Scan the entries that follow and copy out every line containing "image".

/---

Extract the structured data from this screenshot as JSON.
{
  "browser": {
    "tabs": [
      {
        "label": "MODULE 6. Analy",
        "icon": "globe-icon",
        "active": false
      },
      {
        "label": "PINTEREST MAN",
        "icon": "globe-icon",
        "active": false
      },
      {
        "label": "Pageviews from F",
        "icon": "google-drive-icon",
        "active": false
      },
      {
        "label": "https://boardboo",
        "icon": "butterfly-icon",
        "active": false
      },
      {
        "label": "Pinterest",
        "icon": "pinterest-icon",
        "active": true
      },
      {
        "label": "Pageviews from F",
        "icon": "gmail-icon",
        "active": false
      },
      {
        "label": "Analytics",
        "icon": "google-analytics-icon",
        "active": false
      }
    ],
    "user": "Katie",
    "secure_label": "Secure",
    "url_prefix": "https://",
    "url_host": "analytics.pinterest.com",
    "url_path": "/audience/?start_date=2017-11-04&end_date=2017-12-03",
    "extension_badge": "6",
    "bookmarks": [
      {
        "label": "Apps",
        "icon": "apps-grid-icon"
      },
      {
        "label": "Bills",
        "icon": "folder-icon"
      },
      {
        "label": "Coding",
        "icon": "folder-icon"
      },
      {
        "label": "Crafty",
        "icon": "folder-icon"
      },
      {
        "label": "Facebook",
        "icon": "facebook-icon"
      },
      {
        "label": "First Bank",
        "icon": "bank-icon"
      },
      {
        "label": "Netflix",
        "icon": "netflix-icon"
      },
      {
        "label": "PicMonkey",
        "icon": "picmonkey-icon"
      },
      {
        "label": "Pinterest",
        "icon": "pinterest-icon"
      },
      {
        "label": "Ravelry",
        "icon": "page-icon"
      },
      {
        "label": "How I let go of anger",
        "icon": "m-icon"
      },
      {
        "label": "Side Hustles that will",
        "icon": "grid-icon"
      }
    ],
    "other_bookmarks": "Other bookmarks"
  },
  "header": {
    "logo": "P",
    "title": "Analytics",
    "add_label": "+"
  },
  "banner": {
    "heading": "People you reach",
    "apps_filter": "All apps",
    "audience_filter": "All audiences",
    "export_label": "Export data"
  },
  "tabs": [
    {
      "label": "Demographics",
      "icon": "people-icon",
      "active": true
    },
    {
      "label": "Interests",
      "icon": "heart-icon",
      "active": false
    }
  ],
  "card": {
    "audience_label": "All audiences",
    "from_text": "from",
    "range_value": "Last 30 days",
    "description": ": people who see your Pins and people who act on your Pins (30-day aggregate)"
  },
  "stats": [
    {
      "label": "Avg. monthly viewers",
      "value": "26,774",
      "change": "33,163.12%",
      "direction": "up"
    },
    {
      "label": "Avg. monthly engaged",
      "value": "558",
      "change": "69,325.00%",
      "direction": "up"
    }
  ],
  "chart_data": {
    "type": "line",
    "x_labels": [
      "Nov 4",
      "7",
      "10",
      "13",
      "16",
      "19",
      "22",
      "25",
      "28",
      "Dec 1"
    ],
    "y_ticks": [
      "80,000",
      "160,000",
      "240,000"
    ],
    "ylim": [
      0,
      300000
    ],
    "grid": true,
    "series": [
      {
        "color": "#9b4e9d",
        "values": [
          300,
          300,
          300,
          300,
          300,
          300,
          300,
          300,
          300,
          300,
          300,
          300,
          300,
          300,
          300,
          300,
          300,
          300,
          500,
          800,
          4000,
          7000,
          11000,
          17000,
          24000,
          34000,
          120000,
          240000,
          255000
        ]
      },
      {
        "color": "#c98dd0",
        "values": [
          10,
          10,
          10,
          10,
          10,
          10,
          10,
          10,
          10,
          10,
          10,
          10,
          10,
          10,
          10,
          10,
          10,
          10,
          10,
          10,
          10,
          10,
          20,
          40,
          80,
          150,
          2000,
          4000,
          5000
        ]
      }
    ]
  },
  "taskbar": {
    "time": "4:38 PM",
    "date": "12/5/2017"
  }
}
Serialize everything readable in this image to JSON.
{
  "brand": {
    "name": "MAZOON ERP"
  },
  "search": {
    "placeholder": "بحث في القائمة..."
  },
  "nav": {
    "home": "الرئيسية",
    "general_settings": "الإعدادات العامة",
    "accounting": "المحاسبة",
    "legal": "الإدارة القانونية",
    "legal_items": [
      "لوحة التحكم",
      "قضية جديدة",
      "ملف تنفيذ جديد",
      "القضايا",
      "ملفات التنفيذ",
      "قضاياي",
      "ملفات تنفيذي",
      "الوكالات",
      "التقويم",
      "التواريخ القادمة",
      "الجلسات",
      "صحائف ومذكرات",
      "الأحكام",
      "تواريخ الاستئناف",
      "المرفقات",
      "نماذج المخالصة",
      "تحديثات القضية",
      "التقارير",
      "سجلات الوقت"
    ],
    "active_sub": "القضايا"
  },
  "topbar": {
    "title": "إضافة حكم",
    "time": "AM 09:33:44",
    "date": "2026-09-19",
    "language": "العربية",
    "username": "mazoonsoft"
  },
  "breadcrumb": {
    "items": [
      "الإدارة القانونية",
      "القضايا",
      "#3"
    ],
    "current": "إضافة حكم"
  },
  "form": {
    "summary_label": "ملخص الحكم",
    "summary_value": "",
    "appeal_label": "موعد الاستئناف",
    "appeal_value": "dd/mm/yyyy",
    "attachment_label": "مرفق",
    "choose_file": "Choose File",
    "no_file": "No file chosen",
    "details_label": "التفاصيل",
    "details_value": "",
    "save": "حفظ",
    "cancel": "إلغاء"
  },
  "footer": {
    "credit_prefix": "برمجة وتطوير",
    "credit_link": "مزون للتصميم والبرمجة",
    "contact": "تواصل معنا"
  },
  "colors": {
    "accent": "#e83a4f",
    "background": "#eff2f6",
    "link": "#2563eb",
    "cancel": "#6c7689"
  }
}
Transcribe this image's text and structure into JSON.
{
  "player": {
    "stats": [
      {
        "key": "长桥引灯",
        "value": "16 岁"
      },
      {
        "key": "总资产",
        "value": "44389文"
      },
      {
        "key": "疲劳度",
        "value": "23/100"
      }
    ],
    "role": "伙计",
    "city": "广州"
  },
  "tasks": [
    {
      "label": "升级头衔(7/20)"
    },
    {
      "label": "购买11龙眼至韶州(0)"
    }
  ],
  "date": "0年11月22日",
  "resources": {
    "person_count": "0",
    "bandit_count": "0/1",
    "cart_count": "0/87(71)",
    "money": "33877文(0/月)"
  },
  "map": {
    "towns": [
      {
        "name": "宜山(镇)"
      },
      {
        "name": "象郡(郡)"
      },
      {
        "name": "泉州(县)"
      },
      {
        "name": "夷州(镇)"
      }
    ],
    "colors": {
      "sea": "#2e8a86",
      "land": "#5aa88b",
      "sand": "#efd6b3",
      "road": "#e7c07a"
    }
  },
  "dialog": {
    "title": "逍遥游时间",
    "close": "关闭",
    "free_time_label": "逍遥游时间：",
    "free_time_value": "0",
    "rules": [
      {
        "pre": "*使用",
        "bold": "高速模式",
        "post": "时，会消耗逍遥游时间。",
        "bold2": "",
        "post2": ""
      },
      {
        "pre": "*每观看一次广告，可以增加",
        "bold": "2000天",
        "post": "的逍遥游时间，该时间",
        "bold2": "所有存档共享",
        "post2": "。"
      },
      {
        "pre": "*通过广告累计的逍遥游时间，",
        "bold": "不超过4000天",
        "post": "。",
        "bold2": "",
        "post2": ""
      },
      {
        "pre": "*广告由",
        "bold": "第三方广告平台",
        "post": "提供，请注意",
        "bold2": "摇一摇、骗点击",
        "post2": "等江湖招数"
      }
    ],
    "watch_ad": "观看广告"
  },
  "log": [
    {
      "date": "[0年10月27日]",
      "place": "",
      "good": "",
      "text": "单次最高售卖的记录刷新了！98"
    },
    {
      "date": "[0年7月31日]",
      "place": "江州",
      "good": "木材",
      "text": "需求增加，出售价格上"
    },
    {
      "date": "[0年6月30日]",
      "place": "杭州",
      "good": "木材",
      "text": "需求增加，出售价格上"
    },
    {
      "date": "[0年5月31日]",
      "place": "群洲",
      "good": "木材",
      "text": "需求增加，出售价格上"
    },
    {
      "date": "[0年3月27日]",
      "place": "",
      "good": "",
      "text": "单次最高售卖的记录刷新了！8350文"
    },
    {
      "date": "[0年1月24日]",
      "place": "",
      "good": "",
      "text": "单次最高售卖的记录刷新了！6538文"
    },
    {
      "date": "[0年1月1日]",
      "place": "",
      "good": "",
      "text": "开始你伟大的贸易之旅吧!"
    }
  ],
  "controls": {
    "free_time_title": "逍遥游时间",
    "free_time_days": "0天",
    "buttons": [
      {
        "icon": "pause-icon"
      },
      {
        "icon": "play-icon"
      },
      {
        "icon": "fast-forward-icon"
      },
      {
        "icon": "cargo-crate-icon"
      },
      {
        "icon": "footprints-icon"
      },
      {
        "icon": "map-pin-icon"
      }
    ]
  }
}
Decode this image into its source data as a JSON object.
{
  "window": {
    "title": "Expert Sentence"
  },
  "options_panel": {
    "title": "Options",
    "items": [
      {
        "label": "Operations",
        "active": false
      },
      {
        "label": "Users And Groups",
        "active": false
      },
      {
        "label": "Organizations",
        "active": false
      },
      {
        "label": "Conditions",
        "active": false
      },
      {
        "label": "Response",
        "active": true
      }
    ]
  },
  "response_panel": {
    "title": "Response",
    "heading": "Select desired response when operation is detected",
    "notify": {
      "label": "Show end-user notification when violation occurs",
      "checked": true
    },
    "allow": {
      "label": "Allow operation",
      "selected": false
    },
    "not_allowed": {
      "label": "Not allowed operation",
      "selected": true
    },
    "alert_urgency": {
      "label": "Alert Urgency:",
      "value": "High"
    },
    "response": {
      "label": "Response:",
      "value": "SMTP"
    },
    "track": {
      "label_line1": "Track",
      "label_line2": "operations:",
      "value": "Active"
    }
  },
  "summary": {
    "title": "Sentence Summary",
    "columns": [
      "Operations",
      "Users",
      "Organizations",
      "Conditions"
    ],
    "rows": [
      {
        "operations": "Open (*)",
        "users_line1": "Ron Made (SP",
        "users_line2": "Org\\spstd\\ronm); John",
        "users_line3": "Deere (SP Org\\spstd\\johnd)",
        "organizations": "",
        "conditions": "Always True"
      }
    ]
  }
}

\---

RESPONSE AREA:
Serialize everything readable in this image to JSON.
Transcribe this image's text and structure into JSON.
Decode this image into its source data as a JSON object.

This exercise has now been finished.